Limitations

The 1066 does not know the current position of the motor on its own. If your motor is free to move, and is not being driven beyond the physical limitations of the motor, the position returned to your application will be very close to the position of the motor.

Using the 1066 with Continuous Rotation Servos

A continuous rotation servo is a servo motor that has had its headgear-stop removed and potentiometer replaced by two matched-value resistors. This has the effect of allowing the motor to rotate freely through a full range of motion, but disables the motor’s ability to control it’s position.

When using the 1066 with a servo motor modified in this way, the position control in software becomes the motor's speed control. Because the two resistors that replace the motor’s potentiometer are matched in value, the motor will always think its shaft is at center position. If the target position in software is set to center, the motor will believe it has achieved the target and will therefore not rotate. The further away from center the target position is set to, the faster the motor will rotate (trying to reach that position, but never doing so). Changing the value above or below center changes the direction of rotation.

Using the 1066 with Electronic Speed Controllers (ESCs)

Electronic Speed Controllers are commonly used in RC hobby planes, cars, helicopters. It's a controller that accepts a PWM input signal, and controls a motor based on that signal. The ESC accepts power from an external source, normally a battery pack.

ESCs can be controlled by the 1066, but the vast majority of ESCs on the market will destroy the 1066 if they are plugged in without modification. In a hobby RC system, the ESC is responsible for regulating some of the battery current down to ~5V, and supplying it to the radio receiver. An ESC designed to the power the receiver will advertise that it has a Battery Eliminator Circuit (BEC). When you plug an ESC into the 1066, the 1066 is acting as the radio receiver. The 1066 was not designed to be powered by the devices it controls, and the voltage regulator on the 1066 will self-destruct if a device tries to power it. If the center pin from the 3-wire servo connector between the 1066 and the ESC is disconnected, the BEC on the ESC will not be able to power the 1066, and the voltage regulator will not fail.
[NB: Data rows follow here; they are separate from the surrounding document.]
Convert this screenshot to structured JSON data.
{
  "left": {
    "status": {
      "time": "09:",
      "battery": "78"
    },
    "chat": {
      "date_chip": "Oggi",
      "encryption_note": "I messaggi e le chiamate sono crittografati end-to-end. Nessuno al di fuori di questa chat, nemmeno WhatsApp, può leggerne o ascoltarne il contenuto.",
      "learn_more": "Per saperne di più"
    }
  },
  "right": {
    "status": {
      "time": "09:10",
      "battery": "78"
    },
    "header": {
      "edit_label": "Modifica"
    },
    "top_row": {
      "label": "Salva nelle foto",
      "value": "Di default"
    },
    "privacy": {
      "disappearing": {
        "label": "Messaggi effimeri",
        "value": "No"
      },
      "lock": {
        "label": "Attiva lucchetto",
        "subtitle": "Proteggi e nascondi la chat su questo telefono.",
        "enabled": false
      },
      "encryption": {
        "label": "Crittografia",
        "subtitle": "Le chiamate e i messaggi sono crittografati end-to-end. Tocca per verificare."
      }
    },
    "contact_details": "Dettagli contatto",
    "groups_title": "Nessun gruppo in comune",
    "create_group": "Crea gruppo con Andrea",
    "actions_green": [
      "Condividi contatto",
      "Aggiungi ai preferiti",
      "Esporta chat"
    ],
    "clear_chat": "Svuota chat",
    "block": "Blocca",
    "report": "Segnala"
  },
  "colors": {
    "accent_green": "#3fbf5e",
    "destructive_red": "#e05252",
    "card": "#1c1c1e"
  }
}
How the ESC inteprets the PWM signal and controls the motor is a function of the ESC. Higher end ESCs can be configured based on the application.

The hobby RC market has transitioned to Brushless DC Motors (BLDC). As you select an ESC, watch that the battery voltage input matches that of your system, and the type of motor controlled is what you have. Brushed DC and Brushless DC Motors are completely different, and require different controllers.

Wiring layout is critical with ESCs. The currents to the motor and on the ground return can be enormous. If these currents end up travelling back through USB cables, the system will not be stable. Some ESCs are optically isolated (OPTO) - a big advantage that reduces interference.

Synchronization of Multiple Servo Motors

Many applications call for several servo motors operating in unison - for example, operating a CNC table, or a robot arm. Highly precise synchronization of servos using the 1066 is not possible, as the sequencing will be affected by the real-time performance of your operating system. Each servo is controlled as a independent unit, so there is no way of arranging for a particular action to happen to all motors at the same time. Typical jitter can be 10-30mS.

Using the 1066 with High-Power Servos

You can still use the 1066 to power servos that are rated for a higher power, but you will need to provide an external power supply. Cut and reattach the red and black wires as shown in the diagram below.

Servopower.png

Make sure you disconnect the red wire from the 1066 as pictured, because reverse current from the external power supply could damage the servo controller board.


What to do Next

  • Software Overview - Find your preferred programming language here and learn how to write your own code with Phidgets!
  • Phidget22 API - The API is a universal library of all functions and definitions for programming with Phidgets. Just select your language and device and it'll give you a complete list of all properties, methods, events, and enumerations that are at your disposal.